Problem description.
Scan the records for the string "What". State how many lines contain it and add nothing.

** Opening Records supplied block **

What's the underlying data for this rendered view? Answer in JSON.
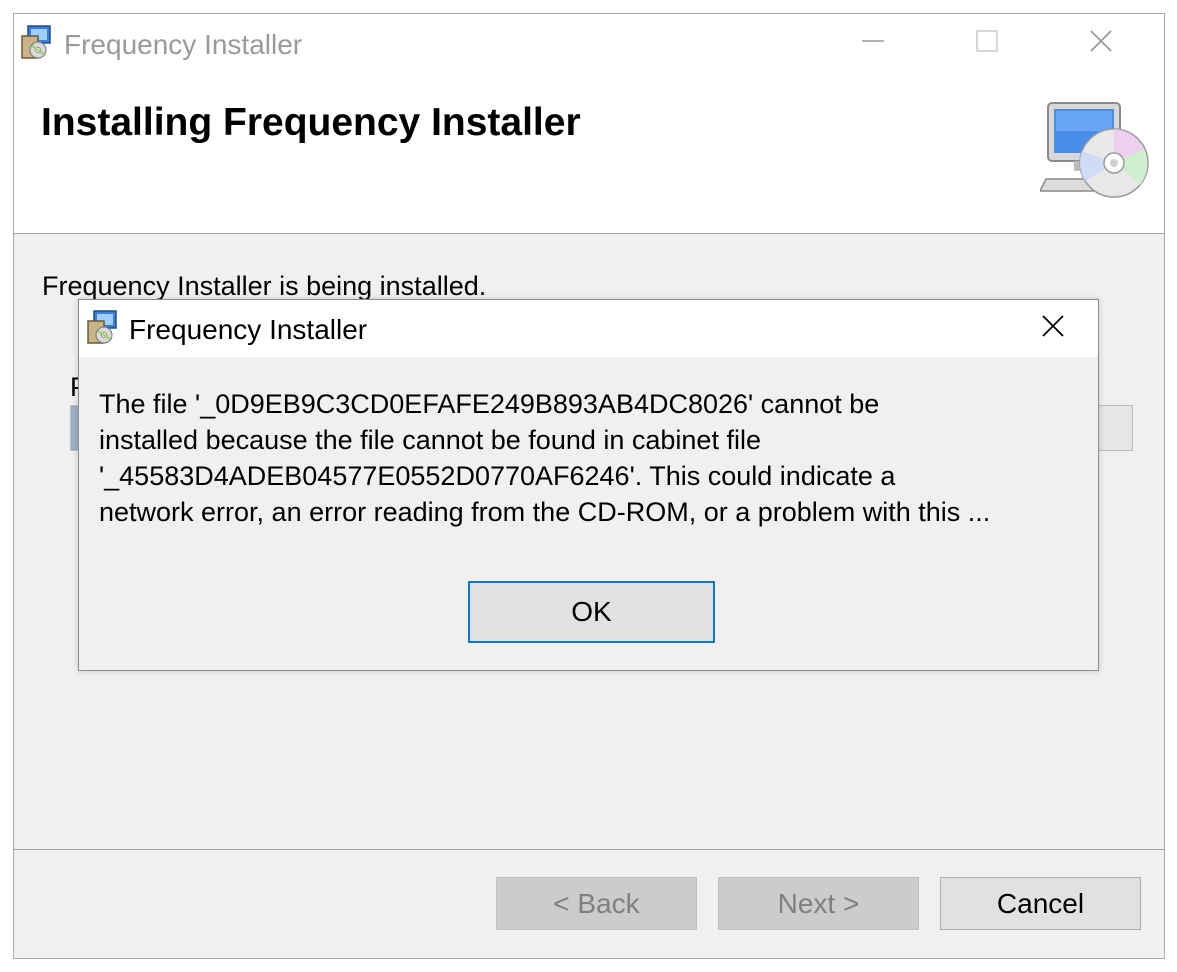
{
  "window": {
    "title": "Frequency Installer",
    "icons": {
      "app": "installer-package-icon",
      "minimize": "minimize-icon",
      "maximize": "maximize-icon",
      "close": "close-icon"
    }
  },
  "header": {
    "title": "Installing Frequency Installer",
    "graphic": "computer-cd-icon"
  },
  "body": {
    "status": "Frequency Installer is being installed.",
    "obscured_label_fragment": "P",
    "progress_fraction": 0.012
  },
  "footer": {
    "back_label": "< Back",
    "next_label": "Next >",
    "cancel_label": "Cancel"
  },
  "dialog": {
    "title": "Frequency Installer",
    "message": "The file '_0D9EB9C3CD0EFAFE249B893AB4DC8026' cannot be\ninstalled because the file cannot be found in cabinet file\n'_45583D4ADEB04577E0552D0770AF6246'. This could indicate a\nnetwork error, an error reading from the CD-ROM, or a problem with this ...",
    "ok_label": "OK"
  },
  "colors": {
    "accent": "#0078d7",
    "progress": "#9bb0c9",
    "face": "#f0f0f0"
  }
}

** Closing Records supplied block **
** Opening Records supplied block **

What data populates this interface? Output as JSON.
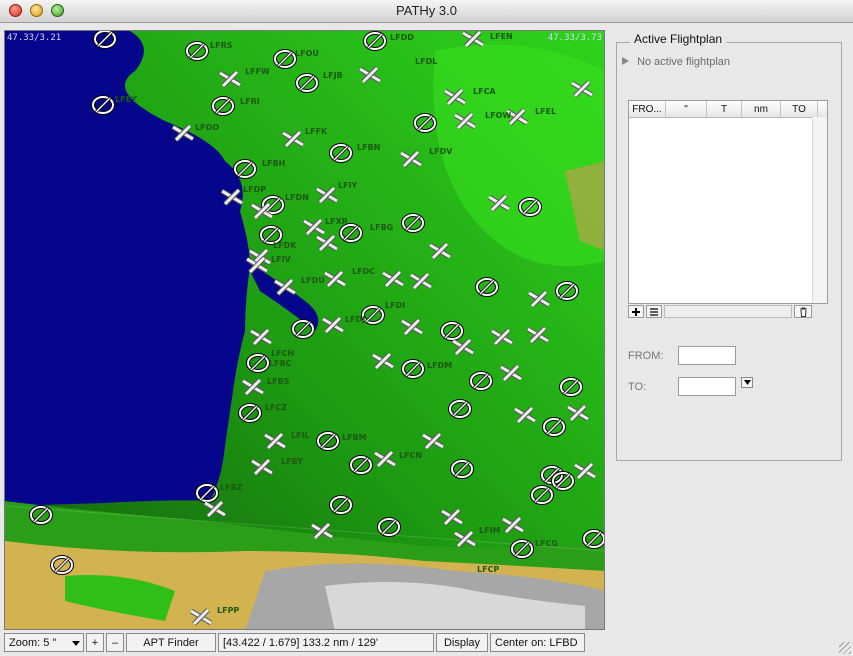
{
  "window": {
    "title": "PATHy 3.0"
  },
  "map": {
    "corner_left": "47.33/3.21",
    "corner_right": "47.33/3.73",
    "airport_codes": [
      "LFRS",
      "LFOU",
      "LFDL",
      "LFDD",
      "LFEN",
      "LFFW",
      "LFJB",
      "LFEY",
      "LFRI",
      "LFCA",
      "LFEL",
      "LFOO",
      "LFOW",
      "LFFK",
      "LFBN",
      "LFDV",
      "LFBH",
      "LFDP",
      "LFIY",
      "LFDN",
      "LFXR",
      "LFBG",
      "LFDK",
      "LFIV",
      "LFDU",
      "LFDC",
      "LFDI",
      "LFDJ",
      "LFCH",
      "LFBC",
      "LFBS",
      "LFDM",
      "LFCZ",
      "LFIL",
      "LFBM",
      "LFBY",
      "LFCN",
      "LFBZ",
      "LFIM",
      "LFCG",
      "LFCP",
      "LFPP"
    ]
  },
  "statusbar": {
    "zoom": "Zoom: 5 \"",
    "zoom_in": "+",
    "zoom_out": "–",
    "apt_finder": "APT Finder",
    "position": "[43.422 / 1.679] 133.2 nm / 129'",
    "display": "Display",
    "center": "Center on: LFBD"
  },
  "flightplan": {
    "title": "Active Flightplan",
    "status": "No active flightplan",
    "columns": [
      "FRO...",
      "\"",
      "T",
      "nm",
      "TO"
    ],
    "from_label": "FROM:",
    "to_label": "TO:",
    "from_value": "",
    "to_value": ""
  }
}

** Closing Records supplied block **

Exercise response.
2